Data extracted from a collection
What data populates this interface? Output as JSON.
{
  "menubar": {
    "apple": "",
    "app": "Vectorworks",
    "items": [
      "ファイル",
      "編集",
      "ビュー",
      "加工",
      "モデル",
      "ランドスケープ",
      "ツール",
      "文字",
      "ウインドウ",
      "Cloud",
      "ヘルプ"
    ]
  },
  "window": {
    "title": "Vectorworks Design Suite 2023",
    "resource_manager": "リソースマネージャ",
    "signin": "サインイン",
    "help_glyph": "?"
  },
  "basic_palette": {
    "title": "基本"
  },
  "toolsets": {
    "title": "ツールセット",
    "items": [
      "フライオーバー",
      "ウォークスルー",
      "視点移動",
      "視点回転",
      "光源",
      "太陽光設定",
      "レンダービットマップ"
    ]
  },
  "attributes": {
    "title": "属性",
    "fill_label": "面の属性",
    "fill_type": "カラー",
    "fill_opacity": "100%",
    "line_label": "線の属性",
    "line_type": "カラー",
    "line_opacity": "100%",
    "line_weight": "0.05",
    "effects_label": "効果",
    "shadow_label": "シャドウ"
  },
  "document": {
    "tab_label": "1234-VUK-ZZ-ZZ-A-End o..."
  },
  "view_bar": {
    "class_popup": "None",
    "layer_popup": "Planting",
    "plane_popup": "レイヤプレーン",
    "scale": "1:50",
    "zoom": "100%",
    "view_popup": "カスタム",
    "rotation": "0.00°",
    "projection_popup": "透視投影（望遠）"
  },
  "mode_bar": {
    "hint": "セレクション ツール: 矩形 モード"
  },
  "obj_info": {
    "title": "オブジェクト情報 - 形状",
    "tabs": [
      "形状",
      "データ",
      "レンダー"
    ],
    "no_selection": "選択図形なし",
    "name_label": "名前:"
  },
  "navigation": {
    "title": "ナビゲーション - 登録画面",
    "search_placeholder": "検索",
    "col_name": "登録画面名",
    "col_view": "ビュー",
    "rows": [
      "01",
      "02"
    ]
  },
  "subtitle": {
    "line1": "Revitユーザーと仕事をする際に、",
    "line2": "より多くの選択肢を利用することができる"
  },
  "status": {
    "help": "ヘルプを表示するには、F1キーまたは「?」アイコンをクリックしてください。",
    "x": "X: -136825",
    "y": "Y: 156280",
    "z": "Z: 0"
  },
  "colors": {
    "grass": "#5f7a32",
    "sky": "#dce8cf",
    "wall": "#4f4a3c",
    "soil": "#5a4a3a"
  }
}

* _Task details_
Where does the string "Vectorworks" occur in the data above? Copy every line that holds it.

* _Result for this task_
    "app": "Vectorworks",
    "title": "Vectorworks Design Suite 2023",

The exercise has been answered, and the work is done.